* **TASK DESCRIPTION**: The answer must consist of every line from the data that holds the string "content".
-- Opening Marker --
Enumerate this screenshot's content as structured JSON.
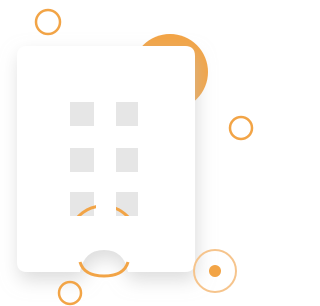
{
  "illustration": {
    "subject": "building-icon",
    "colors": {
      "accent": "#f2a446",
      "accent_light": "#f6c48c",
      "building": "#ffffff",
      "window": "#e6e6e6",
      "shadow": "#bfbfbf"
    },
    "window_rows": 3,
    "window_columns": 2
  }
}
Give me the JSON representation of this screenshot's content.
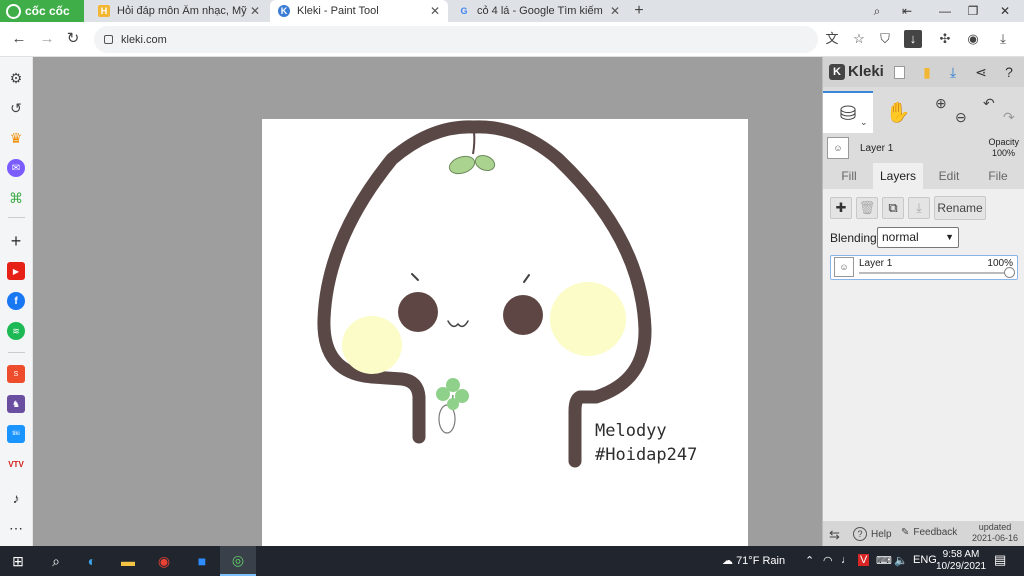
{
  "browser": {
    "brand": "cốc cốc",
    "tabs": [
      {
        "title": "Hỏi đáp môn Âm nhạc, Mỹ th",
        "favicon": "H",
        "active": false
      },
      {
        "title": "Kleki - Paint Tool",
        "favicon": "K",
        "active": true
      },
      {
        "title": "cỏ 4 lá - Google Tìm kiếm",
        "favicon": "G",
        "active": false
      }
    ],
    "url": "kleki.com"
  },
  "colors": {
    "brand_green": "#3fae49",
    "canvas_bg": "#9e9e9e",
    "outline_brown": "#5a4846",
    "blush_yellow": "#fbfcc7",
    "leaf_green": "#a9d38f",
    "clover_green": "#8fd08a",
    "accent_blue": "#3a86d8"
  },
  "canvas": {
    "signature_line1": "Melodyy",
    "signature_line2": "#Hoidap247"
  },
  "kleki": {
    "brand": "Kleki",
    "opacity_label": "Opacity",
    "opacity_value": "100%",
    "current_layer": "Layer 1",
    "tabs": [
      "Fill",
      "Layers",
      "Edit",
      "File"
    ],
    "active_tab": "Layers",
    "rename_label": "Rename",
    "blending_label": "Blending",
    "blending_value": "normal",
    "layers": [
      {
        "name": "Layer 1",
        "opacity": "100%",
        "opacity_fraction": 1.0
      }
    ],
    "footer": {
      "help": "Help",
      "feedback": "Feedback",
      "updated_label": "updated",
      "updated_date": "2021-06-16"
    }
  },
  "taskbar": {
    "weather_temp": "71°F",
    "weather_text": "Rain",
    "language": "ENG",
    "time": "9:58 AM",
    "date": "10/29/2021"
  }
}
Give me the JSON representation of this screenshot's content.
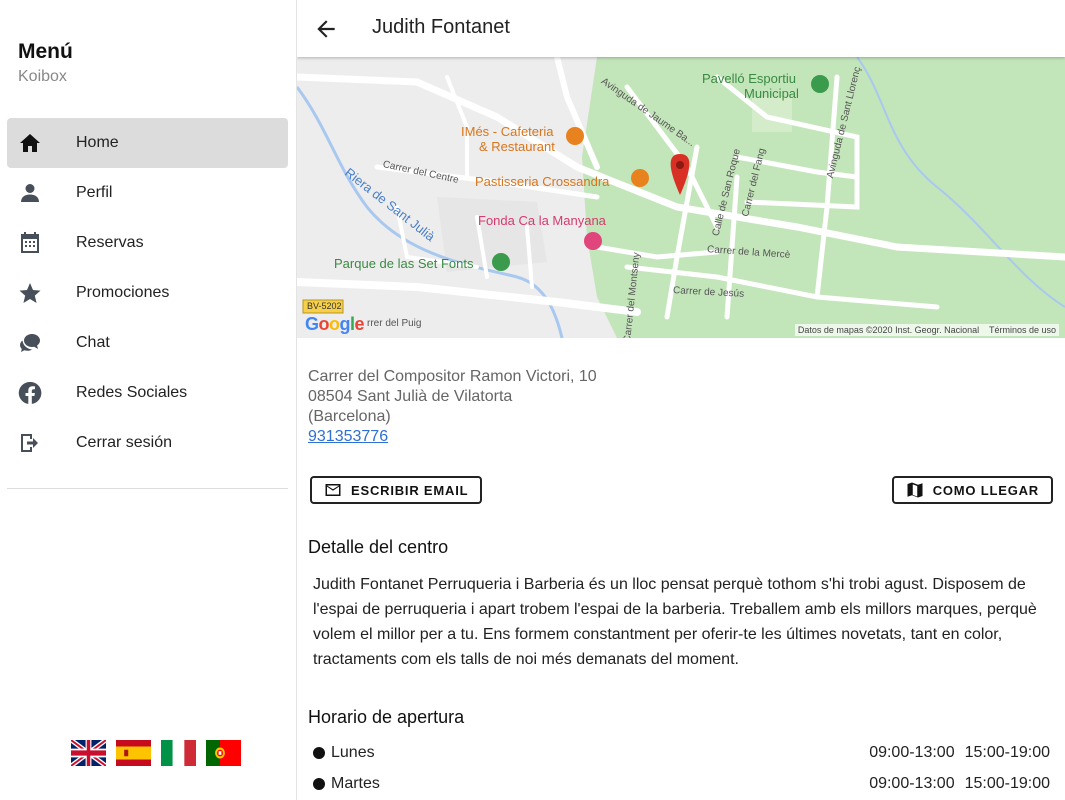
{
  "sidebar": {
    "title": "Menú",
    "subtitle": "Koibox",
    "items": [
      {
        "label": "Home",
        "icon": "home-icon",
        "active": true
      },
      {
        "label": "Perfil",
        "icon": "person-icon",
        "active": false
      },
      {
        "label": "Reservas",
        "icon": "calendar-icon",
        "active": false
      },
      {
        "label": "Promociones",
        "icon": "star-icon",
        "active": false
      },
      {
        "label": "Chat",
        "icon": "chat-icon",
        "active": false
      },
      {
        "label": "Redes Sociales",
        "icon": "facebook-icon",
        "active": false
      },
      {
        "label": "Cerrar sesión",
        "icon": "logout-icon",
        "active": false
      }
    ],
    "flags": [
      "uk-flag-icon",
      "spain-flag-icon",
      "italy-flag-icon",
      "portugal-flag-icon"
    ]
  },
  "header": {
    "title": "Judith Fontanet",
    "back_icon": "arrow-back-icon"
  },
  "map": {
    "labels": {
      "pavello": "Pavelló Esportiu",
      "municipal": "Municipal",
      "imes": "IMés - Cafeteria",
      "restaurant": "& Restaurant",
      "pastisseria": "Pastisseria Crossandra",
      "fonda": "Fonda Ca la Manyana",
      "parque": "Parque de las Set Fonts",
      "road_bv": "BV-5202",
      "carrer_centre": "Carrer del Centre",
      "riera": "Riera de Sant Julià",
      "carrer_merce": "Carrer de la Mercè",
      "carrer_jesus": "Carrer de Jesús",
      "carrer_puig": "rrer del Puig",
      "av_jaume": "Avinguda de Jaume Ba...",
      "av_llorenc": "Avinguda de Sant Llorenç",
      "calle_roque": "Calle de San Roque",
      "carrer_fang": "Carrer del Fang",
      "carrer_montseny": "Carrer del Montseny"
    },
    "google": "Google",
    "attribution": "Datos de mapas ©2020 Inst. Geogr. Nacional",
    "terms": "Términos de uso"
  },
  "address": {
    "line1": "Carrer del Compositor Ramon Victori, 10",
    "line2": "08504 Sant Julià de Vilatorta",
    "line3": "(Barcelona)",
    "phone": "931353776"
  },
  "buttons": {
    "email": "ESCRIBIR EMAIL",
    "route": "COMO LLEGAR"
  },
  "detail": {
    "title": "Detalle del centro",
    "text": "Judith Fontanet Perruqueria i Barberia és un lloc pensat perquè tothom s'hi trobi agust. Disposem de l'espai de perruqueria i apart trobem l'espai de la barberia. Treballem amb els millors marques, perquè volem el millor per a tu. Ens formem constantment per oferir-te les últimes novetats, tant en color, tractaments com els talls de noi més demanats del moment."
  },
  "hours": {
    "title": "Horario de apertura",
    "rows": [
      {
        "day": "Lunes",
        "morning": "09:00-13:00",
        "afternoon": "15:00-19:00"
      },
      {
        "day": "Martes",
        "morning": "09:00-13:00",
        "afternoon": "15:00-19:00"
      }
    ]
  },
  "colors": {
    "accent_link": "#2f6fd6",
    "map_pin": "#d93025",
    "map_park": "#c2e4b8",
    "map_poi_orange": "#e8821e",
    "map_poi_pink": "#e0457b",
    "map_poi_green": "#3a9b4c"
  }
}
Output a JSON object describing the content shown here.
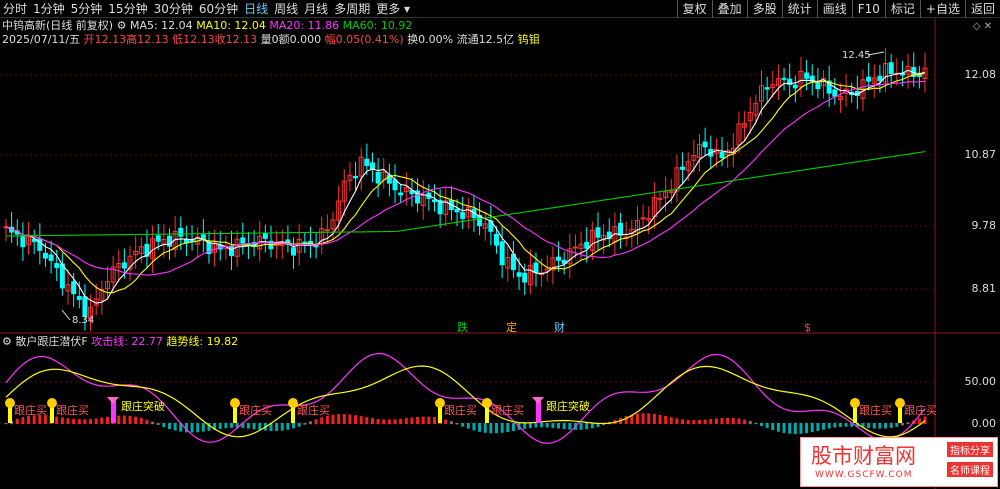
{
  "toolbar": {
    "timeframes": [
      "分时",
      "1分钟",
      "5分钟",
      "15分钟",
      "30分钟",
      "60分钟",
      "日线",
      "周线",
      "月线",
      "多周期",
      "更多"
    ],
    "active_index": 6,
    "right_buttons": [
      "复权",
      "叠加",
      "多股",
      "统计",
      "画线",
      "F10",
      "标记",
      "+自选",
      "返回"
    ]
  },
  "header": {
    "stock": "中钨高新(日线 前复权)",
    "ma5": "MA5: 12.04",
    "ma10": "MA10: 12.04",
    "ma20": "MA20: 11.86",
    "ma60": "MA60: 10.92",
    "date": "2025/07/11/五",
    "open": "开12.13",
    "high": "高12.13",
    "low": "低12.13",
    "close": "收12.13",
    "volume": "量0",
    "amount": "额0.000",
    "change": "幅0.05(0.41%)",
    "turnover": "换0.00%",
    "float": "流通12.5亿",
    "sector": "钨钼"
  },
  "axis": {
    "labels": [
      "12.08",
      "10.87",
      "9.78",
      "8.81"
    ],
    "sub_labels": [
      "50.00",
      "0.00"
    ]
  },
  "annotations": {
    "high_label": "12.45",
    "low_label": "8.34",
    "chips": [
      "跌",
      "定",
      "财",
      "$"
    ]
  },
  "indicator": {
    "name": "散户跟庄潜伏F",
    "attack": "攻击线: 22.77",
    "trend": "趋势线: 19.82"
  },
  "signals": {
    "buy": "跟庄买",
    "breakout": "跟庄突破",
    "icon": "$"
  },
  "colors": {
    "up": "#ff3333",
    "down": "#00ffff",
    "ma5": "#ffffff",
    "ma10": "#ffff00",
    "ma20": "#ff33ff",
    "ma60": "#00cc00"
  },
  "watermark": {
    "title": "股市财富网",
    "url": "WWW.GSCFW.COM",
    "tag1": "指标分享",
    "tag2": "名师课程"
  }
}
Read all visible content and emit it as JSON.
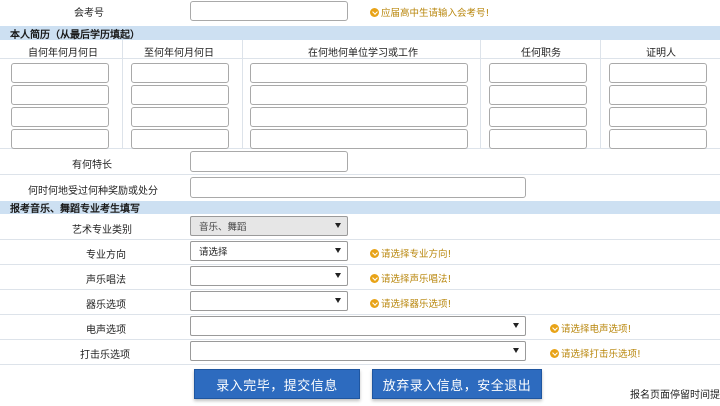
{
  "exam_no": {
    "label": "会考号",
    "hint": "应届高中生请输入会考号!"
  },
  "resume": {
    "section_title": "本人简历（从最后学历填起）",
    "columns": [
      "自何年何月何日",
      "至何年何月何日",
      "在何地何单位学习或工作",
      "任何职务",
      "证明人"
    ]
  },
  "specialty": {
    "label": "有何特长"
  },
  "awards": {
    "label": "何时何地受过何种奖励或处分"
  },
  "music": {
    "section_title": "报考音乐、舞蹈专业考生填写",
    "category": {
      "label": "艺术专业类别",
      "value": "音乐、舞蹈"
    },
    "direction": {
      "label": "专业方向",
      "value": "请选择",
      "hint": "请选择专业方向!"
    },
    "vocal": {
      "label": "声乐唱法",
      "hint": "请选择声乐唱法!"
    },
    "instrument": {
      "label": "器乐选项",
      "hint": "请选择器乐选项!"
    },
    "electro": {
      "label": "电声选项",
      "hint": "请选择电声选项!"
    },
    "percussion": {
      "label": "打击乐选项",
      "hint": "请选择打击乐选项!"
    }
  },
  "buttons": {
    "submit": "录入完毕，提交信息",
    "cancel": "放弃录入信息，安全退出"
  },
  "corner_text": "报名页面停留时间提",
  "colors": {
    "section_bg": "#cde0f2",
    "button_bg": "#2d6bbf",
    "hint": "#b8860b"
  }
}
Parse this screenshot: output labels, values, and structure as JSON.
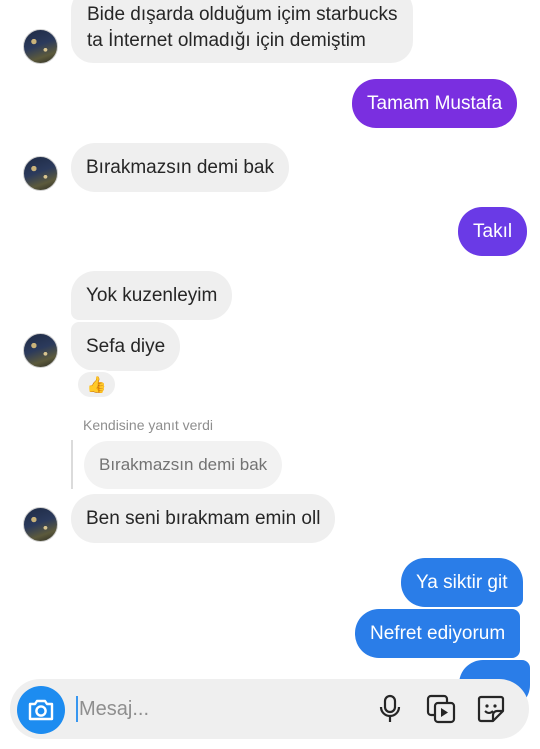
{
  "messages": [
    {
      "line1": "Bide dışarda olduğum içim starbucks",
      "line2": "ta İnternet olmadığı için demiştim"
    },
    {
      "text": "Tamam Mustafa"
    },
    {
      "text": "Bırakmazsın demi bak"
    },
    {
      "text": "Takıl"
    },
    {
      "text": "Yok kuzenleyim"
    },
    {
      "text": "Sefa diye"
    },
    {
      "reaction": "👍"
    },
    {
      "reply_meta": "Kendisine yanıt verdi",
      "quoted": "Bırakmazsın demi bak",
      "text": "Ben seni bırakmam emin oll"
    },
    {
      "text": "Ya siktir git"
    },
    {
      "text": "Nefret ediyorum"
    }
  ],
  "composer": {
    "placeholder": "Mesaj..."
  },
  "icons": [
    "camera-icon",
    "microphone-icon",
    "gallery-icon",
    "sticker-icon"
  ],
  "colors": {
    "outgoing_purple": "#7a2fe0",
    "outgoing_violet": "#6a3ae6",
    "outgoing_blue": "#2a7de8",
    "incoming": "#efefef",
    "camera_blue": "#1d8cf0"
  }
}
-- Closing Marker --
* **SOLUTION TO THE EXERCISE**:
Enumerate this screenshot's content as structured JSON.
Give me the JSON representation of this screenshot's content.
Give me the JSON representation of this screenshot's content.
Output a JSON object describing the content shown here.
Read all visible content and emit it as JSON.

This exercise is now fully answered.